FOR boys growing up in the 1930s and '40s, life centered around baseball in a way that even the most avid young fan today would find hard to comprehend. There wasn't much competition for leisure time in those simpler, quieter days: no TV, no video games, no rival sports of consequence (pro football was strictly a minor attraction; the National Basketball Association didn't exist). So we played, talked, read about, and listened to baseball. And the ultimate thrill was to go to an actual major-league game . In my case that meant the Phillies and the A's in Philadelphia's old Shibe Park, where I spent thousands of enjoyable hours - many of them still firmly implanted in memory. Imagine, then, my happy surprise upon encountering a book about that ballpark and those days.
"To Everything a Season" is Bruce Kuklick's appropriate title for a work that chronicles the history of "Shibe Park and Urban Philadelphia, 1909-1976" (Princeton University Press). Kuklick is not a sportswriter, but an academician: the Mellon Professor of Humanities at the University of Pennsylvania. His book is not only a story of the baseball played in Shibe Park, but a "biography" of the entire community - an urban history dealing with all the usual issues (class, race, deterioration, renewal) and th e
people involved, including not just owners and ballplayers, but employees, fans, neighborhood residents, real-estate speculators, politicians, and many others.
The book thus transcends its geography and special subject matter to become a valuable study for anyone interested in cultural and urban history. But of course it has added appeal for baseball fans who remember those days - and most of all for those who grew up there. It recalls the opening of the park as the first concrete and steel baseball facility in 1909; its renaming as Connie Mack Stadium in 1953; its abandonment (first by the A's, who left town after the 1954 season, then by the Phillies, who mo v
ed to the new Veterans Stadium in 1971); and finally its decay and eventual demolition in 1976.
"There used to be a ball park at Twenty-first and Lehigh," writes Kuklick in his epilogue, "but Shibe Park had its time, and then its time was over."
My part of that time began during World War II - already well past the park's greatest days of glory. The A's teams I watched in those days were bare shadows of the powerhouses Connie Mack had put together in earlier decades, while the Phillies were simply a continuation of that franchise's long history of futility.
As a starry-eyed 10-year-old, though, I hardly recognized that fact - nor would I have cared about it anyway. These were my teams; names few people today have heard of, like Jimmy Wasdell and Elmer Valo, were my heroes; this was my park, and nothing could beat the excitement of going to a big-league baseball game. Of course, reading Kuklick's engrossing account reawakened those memories.
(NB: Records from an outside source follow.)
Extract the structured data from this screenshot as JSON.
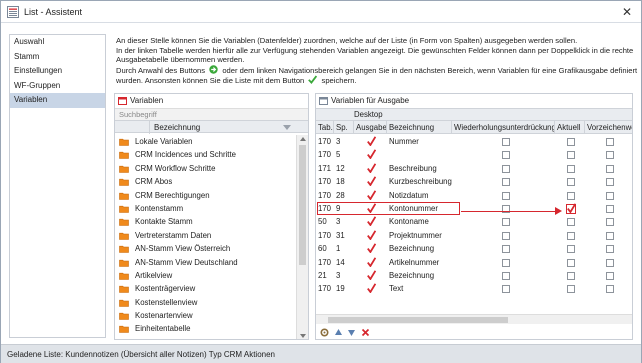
{
  "window": {
    "title": "List - Assistent",
    "close": "✕"
  },
  "nav": {
    "items": [
      "Auswahl",
      "Stamm",
      "Einstellungen",
      "WF-Gruppen",
      "Variablen"
    ],
    "active_index": 4
  },
  "intro": {
    "line1": "An dieser Stelle können Sie die Variablen (Datenfelder) zuordnen, welche auf der Liste (in Form von Spalten) ausgegeben werden sollen.",
    "line2": "In der linken Tabelle werden hierfür alle zur Verfügung stehenden Variablen angezeigt. Die gewünschten Felder können dann per Doppelklick in die rechte",
    "line3": "Ausgabetabelle übernommen werden.",
    "line4a": "Durch Anwahl des Buttons",
    "line4b": "oder dem linken Navigationsbereich gelangen Sie in den nächsten Bereich, wenn Variablen für eine Grafikausgabe definiert",
    "line5a": "wurden. Ansonsten können Sie die Liste mit dem Button",
    "line5b": "speichern."
  },
  "variables_panel": {
    "title": "Variablen",
    "search_placeholder": "Suchbegriff",
    "column": "Bezeichnung",
    "items": [
      "Lokale Variablen",
      "CRM Incidences und Schritte",
      "CRM Workflow Schritte",
      "CRM Abos",
      "CRM Berechtigungen",
      "Kontenstamm",
      "Kontakte Stamm",
      "Vertreterstamm Daten",
      "AN-Stamm View Österreich",
      "AN-Stamm View Deutschland",
      "Artikelview",
      "Kostenträgerview",
      "Kostenstellenview",
      "Kostenartenview",
      "Einheitentabelle"
    ]
  },
  "output_panel": {
    "title": "Variablen für Ausgabe",
    "group": "Desktop",
    "columns": [
      "Tab.",
      "Sp.",
      "Ausgabe",
      "Bezeichnung",
      "Wiederholungsunterdrückung",
      "Aktuell",
      "Vorzeichenwe"
    ],
    "rows": [
      {
        "tab": "170",
        "sp": "3",
        "label": "Nummer"
      },
      {
        "tab": "170",
        "sp": "5",
        "label": ""
      },
      {
        "tab": "171",
        "sp": "12",
        "label": "Beschreibung"
      },
      {
        "tab": "170",
        "sp": "18",
        "label": "Kurzbeschreibung"
      },
      {
        "tab": "170",
        "sp": "28",
        "label": "Notizdatum"
      },
      {
        "tab": "170",
        "sp": "9",
        "label": "Kontonummer"
      },
      {
        "tab": "50",
        "sp": "3",
        "label": "Kontoname"
      },
      {
        "tab": "170",
        "sp": "31",
        "label": "Projektnummer"
      },
      {
        "tab": "60",
        "sp": "1",
        "label": "Bezeichnung"
      },
      {
        "tab": "170",
        "sp": "14",
        "label": "Artikelnummer"
      },
      {
        "tab": "21",
        "sp": "3",
        "label": "Bezeichnung"
      },
      {
        "tab": "170",
        "sp": "19",
        "label": "Text"
      }
    ],
    "highlighted_row": 5
  },
  "status": {
    "text": "Geladene Liste: Kundennotizen (Übersicht aller Notizen) Typ CRM Aktionen"
  },
  "colors": {
    "accent_red": "#d6272e",
    "folder_orange": "#f08a1c",
    "nav_active": "#c8d5e6"
  },
  "icons": {
    "app": "list-app-icon",
    "next": "green-arrow-icon",
    "save": "green-check-icon",
    "folder": "folder-icon"
  }
}
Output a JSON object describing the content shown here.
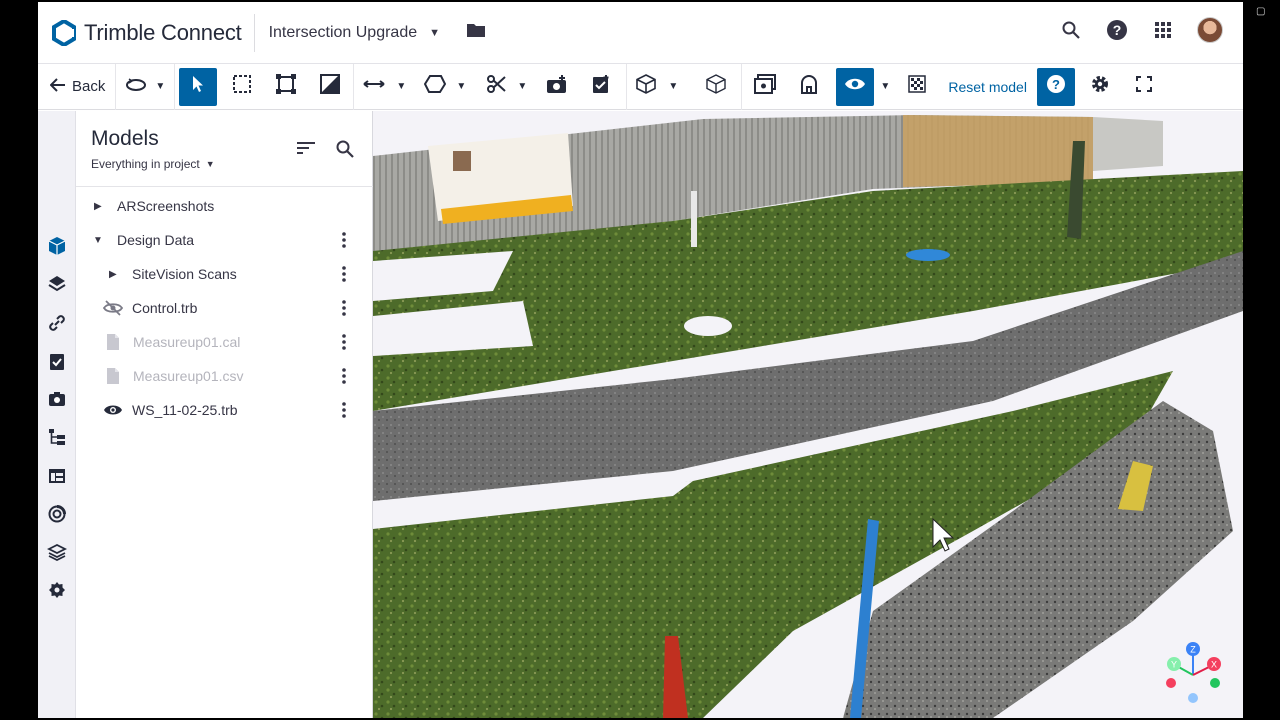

Who can forget his first major-league game - in my case a contest between the Phillies and the old New York Giants, with the home team scoring a rare victory? And the subsequent parade of thrills during those wartime years and early postwar years: Babe Ruth, even in retirement the biggest attraction of all, making an appearance and actually speaking to me (so what if the words were, "Hey, kid, this pen don't write"?); collecting other autographs by the hundreds - all for fun in those days, with never a h
int of the sorry commercialism that has taken over this pastime today; the amazing sight of Pete Gray playing for the old St. Louis Browns with one arm; and of course DiMaggio, Williams, Feller, Musial, Aaron, and all the other greats who came through.
I was there on the momentous day when Jackie Robinson broke the color line in Philadelphia, just as he did in park after park throughout the spring of 1947, and four years later when the 20-year-old Mays made his major-league debut. I sat in awe of all those New York Yankee and Brooklyn Dodger powerhouses through the years, but cheered most of all, of course, for our own Whiz Kids of the early 1950s. This just scratches the surface of all the great games, great stars, and great moments I enjoyed.
It ended for me in 1966. By then I was living in Maine with a 13-year-old son who had never imagined the ballpark of my own youth. The Dodgers, by then in Los Angeles, of course, were playing the Phillies on the final day of the season with first place at stake (only for the Dodgers, of course). So we drove all the way to Philadelphia - and were rewarded by great drama as Sandy Koufax pitched what turned out to be his last regular-season game and won it to clinch the pennant.
Thus ended my 23-year odyssey at 21st and Lehigh, and a few years later the whole story was over. It is a story worth telling and preserving, though, and we are fortunate that Kuklick has done so in his most welcome book.